----- Entries provided

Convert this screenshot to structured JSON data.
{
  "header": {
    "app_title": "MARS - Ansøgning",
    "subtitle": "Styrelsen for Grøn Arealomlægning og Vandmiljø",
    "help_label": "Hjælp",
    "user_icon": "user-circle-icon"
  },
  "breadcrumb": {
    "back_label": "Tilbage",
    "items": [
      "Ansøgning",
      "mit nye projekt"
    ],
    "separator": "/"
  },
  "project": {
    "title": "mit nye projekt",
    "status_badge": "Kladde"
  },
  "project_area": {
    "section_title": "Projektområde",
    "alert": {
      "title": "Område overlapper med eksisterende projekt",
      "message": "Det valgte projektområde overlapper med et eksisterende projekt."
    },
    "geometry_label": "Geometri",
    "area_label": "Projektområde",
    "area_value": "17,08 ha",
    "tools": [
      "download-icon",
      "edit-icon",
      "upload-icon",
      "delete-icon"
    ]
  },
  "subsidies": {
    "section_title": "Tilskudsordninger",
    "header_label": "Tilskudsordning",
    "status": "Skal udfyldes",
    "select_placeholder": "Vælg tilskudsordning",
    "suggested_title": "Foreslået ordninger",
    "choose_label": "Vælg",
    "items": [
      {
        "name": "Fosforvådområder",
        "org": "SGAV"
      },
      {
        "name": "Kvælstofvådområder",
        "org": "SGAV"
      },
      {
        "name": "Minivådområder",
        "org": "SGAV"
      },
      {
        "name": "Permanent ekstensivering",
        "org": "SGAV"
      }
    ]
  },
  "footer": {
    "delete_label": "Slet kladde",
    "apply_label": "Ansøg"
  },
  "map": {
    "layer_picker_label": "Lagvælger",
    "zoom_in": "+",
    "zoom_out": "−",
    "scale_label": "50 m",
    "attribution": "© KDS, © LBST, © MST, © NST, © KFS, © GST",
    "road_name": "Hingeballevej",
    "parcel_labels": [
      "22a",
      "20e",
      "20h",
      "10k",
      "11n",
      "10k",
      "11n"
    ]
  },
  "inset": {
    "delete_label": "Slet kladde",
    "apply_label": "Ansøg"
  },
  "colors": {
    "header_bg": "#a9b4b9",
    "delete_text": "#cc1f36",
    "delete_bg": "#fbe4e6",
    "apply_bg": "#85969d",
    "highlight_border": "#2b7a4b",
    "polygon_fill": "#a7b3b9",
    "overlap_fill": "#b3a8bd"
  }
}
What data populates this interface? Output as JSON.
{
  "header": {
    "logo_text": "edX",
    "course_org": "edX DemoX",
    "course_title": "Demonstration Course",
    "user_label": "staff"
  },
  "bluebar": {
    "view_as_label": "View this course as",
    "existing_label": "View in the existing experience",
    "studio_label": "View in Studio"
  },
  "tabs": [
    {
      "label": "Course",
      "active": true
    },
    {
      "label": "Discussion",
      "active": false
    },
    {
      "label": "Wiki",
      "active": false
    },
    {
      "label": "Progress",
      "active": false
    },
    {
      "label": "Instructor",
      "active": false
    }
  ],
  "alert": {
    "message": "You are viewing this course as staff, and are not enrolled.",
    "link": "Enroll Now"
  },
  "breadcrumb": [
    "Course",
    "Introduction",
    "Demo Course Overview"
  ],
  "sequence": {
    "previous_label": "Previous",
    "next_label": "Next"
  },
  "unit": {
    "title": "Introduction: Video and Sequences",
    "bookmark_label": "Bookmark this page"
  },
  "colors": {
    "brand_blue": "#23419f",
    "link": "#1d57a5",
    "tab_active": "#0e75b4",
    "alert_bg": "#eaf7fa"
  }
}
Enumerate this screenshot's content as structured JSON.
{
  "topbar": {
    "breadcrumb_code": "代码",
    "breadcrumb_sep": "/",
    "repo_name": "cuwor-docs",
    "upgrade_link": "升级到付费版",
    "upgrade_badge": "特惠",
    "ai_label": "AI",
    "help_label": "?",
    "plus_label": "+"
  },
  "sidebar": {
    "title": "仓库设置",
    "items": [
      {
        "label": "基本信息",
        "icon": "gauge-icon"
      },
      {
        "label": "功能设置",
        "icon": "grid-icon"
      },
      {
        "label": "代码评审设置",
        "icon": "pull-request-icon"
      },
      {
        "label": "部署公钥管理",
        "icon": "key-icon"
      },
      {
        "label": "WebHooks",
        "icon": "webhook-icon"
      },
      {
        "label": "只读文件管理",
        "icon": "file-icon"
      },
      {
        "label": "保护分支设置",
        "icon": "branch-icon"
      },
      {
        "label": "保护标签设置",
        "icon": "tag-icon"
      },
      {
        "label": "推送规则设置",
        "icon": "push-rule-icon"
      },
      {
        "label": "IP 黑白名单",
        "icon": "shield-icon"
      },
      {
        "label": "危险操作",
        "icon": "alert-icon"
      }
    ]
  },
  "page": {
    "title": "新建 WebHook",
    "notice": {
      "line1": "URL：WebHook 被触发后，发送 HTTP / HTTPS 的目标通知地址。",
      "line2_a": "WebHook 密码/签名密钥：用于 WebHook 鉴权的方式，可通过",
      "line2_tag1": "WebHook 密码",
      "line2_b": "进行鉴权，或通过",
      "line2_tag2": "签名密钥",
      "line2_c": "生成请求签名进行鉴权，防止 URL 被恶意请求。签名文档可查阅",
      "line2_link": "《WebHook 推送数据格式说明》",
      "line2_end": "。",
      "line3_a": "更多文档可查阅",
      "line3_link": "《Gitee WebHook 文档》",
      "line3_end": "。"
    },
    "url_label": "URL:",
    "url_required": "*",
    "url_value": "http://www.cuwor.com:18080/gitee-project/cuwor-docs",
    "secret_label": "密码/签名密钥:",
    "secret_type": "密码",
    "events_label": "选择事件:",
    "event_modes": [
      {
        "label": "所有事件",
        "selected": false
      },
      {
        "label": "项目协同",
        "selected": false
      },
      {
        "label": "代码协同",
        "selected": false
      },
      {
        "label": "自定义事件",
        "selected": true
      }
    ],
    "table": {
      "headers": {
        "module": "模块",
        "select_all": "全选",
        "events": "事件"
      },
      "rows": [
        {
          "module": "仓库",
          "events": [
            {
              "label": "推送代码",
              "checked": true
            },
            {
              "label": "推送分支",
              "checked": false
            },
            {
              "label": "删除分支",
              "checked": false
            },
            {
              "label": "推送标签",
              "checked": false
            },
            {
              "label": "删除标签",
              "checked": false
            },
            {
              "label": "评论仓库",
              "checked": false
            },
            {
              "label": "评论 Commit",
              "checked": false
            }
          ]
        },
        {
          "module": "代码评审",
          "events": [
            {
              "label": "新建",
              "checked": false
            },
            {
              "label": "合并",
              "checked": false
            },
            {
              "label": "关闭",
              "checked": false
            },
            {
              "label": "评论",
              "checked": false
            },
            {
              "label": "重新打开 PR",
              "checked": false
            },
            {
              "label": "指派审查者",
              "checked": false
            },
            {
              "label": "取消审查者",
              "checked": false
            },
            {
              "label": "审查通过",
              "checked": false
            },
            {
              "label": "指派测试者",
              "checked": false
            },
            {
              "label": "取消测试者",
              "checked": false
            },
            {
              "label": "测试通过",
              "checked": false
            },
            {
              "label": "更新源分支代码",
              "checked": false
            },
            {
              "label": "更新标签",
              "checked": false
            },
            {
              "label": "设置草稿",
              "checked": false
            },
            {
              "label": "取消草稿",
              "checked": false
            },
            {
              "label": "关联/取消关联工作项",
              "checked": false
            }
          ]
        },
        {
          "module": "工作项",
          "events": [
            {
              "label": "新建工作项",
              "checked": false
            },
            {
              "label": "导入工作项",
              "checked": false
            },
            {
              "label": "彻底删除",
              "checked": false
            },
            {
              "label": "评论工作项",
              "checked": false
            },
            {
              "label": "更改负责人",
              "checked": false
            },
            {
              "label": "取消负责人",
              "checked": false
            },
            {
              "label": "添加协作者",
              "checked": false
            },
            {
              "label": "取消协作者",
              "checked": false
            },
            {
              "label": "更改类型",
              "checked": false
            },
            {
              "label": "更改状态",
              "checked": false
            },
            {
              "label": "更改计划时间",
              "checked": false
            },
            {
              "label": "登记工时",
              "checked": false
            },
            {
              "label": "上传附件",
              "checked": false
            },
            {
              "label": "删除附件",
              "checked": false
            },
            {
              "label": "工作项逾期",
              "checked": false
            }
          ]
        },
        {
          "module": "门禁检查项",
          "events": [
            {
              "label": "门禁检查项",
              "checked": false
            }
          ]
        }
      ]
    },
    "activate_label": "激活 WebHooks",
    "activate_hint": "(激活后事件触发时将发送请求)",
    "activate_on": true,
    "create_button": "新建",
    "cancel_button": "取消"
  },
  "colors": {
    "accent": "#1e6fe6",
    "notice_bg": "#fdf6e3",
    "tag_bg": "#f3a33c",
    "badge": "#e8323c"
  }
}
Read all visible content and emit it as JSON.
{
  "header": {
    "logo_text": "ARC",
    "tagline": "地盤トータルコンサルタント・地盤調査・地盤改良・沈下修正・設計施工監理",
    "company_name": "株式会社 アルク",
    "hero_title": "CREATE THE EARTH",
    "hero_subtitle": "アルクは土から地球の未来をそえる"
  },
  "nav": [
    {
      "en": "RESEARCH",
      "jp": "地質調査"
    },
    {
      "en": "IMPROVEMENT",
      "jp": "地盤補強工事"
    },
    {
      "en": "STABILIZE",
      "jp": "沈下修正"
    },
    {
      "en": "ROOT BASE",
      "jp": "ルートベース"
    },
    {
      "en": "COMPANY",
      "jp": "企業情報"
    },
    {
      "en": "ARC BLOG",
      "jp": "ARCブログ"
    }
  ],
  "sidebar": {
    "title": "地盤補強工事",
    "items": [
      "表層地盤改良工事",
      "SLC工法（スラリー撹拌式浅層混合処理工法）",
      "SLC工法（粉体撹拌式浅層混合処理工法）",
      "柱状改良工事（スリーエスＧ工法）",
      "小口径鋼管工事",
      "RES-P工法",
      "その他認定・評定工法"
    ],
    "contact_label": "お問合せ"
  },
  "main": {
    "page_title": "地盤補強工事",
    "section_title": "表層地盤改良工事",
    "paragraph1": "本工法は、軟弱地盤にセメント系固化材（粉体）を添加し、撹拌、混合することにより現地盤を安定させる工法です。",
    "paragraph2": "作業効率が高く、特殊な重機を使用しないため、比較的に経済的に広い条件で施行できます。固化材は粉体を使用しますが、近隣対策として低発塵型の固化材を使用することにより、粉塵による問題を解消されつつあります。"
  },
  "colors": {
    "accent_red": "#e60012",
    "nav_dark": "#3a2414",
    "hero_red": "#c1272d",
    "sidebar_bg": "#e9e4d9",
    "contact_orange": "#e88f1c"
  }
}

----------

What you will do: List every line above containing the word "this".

Task solution:
Convert this screenshot to structured JSON data.
What data populates this interface? Output as JSON.
    "view_as_label": "View this course as",
    "message": "You are viewing this course as staff, and are not enrolled.",
    "bookmark_label": "Bookmark this page"
Enumerate this screenshot's content as structured JSON.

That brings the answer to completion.